* _INSTRUCTIONS TO FOLLOW_
Write out all the material verbatim, line by line.

* _RECORDS_
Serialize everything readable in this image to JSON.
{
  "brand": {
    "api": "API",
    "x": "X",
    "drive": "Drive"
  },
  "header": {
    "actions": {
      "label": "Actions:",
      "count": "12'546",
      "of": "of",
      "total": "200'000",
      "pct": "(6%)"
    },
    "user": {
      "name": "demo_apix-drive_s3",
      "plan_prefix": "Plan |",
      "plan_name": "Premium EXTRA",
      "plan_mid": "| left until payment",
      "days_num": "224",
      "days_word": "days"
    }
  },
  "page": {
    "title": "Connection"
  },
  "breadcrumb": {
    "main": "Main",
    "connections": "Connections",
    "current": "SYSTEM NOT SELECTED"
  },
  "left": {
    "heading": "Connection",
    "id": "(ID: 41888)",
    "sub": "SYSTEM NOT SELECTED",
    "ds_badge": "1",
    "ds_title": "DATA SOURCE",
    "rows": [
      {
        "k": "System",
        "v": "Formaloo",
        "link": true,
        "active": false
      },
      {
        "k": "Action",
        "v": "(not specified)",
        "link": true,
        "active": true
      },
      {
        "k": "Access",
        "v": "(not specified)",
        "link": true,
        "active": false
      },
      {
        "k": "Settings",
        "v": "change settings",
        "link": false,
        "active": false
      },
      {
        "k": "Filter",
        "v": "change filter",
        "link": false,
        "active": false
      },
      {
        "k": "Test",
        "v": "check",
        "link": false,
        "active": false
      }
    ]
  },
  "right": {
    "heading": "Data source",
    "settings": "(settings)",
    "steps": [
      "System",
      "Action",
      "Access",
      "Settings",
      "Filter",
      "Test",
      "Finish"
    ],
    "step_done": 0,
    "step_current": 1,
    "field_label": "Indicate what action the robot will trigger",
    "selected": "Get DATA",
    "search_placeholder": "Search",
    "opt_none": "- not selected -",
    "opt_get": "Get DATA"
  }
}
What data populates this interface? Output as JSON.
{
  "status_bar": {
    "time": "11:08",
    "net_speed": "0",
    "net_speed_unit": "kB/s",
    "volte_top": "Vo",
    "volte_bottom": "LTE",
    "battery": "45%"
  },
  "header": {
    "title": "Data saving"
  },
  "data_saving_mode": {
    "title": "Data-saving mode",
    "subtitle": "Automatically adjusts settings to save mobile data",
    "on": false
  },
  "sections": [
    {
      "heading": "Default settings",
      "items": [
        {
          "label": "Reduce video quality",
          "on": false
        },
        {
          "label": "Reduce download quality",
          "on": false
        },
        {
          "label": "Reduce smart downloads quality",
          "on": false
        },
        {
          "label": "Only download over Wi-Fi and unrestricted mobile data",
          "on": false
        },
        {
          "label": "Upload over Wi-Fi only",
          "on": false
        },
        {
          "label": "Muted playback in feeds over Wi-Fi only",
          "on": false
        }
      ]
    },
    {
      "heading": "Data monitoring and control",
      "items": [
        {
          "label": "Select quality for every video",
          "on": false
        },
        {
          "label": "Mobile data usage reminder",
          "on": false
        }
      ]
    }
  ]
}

* _ANSWER TO THIS PROBLEM_
Serialize everything readable in this image to JSON.
{
  "brand": {
    "api": "API",
    "x": "X",
    "drive": "Drive"
  },
  "header": {
    "actions": {
      "label": "Actions:",
      "count": "12'546",
      "of": "of",
      "total": "200'000",
      "pct": "(6%)"
    },
    "user": {
      "name": "demo_apix-drive_s3",
      "plan_prefix": "Plan |",
      "plan_name": "Premium EXTRA",
      "plan_mid": "| left until payment",
      "days_num": "224",
      "days_word": "days"
    }
  },
  "page": {
    "title": "Connection"
  },
  "breadcrumb": {
    "main": "Main",
    "connections": "Connections",
    "current": "SYSTEM NOT SELECTED"
  },
  "left": {
    "heading": "Connection",
    "id": "(ID: 41888)",
    "sub": "SYSTEM NOT SELECTED",
    "ds_badge": "1",
    "ds_title": "DATA SOURCE",
    "rows": [
      {
        "k": "System",
        "v": "Formaloo",
        "link": true,
        "active": false
      },
      {
        "k": "Action",
        "v": "(not specified)",
        "link": true,
        "active": true
      },
      {
        "k": "Access",
        "v": "(not specified)",
        "link": true,
        "active": false
      },
      {
        "k": "Settings",
        "v": "change settings",
        "link": false,
        "active": false
      },
      {
        "k": "Filter",
        "v": "change filter",
        "link": false,
        "active": false
      },
      {
        "k": "Test",
        "v": "check",
        "link": false,
        "active": false
      }
    ]
  },
  "right": {
    "heading": "Data source",
    "settings": "(settings)",
    "steps": [
      "System",
      "Action",
      "Access",
      "Settings",
      "Filter",
      "Test",
      "Finish"
    ],
    "step_done": 0,
    "step_current": 1,
    "field_label": "Indicate what action the robot will trigger",
    "selected": "Get DATA",
    "search_placeholder": "Search",
    "opt_none": "- not selected -",
    "opt_get": "Get DATA"
  }
}
What data populates this interface? Output as JSON.
{
  "status_bar": {
    "time": "11:08",
    "net_speed": "0",
    "net_speed_unit": "kB/s",
    "volte_top": "Vo",
    "volte_bottom": "LTE",
    "battery": "45%"
  },
  "header": {
    "title": "Data saving"
  },
  "data_saving_mode": {
    "title": "Data-saving mode",
    "subtitle": "Automatically adjusts settings to save mobile data",
    "on": false
  },
  "sections": [
    {
      "heading": "Default settings",
      "items": [
        {
          "label": "Reduce video quality",
          "on": false
        },
        {
          "label": "Reduce download quality",
          "on": false
        },
        {
          "label": "Reduce smart downloads quality",
          "on": false
        },
        {
          "label": "Only download over Wi-Fi and unrestricted mobile data",
          "on": false
        },
        {
          "label": "Upload over Wi-Fi only",
          "on": false
        },
        {
          "label": "Muted playback in feeds over Wi-Fi only",
          "on": false
        }
      ]
    },
    {
      "heading": "Data monitoring and control",
      "items": [
        {
          "label": "Select quality for every video",
          "on": false
        },
        {
          "label": "Mobile data usage reminder",
          "on": false
        }
      ]
    }
  ]
}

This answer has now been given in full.